**TASK PROMPT:** State how many lines in the entries below contain "Extraction". Write nothing but the number.

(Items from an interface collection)
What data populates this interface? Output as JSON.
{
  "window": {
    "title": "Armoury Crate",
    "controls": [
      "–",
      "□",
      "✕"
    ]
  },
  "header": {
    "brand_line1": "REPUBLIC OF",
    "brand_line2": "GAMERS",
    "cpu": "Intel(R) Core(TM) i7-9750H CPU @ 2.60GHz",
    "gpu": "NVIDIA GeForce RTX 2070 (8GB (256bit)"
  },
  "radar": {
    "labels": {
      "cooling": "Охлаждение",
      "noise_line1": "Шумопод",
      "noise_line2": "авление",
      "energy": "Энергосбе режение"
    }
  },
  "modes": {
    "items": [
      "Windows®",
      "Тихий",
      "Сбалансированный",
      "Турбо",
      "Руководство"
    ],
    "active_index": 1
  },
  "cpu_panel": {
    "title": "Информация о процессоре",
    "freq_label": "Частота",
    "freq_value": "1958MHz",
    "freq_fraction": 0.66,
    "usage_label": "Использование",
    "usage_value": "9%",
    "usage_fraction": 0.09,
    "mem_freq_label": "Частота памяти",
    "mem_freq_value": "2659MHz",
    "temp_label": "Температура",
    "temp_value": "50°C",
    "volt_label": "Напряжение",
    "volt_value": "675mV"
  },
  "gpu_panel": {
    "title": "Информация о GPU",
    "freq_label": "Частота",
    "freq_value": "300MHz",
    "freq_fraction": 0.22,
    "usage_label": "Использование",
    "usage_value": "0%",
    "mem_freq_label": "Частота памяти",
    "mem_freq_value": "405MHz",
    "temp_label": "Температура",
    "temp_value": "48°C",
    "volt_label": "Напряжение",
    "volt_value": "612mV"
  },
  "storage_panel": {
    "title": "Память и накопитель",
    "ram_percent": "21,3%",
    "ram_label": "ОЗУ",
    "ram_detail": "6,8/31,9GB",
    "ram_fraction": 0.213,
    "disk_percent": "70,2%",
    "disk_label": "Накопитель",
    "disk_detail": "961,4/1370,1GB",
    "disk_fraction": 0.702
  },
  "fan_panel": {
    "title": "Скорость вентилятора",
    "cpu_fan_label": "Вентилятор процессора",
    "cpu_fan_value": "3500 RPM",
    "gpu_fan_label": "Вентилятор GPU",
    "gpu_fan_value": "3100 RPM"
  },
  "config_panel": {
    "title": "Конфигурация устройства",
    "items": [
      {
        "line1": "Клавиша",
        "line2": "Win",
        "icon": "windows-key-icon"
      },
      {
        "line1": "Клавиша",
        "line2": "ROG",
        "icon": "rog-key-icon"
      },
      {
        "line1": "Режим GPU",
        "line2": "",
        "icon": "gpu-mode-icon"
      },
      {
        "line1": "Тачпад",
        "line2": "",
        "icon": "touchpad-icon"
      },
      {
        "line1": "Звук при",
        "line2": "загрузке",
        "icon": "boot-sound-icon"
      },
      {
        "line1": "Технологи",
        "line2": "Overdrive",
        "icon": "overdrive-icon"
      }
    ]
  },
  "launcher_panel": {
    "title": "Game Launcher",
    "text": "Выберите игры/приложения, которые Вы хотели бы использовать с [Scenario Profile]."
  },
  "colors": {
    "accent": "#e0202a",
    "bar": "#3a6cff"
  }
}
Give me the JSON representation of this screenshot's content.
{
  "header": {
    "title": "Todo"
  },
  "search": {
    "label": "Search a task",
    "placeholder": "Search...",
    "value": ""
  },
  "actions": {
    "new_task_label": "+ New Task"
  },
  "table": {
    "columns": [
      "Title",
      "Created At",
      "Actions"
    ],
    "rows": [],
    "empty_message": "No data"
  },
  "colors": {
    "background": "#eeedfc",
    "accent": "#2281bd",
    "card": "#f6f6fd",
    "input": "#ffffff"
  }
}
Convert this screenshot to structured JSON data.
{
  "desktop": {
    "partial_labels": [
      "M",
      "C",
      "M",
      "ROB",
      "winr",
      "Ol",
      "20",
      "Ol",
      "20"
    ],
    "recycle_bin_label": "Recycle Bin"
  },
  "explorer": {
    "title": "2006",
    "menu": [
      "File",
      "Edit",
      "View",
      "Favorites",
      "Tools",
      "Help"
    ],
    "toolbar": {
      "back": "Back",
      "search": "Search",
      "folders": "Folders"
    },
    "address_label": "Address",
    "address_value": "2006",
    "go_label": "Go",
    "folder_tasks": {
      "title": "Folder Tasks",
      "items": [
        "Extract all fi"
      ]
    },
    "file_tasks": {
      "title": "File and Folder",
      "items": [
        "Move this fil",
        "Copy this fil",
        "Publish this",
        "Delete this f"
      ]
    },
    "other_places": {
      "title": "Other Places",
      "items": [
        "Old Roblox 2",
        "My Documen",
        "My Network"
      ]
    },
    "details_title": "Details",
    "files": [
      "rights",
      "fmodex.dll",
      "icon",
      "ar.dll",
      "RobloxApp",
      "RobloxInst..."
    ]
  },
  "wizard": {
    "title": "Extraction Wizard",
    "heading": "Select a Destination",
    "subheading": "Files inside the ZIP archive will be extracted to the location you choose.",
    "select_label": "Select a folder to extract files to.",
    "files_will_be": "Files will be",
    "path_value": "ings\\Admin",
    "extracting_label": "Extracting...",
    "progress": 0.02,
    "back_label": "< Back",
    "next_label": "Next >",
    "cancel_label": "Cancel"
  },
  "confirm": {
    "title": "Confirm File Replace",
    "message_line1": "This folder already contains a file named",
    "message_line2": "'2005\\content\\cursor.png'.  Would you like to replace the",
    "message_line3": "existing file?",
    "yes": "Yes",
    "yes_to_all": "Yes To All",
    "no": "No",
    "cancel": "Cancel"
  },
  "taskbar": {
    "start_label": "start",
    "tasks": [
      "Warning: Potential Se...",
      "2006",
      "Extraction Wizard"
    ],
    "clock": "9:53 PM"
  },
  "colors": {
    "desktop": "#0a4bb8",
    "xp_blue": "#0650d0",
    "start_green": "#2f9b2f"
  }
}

**RESULT:** 2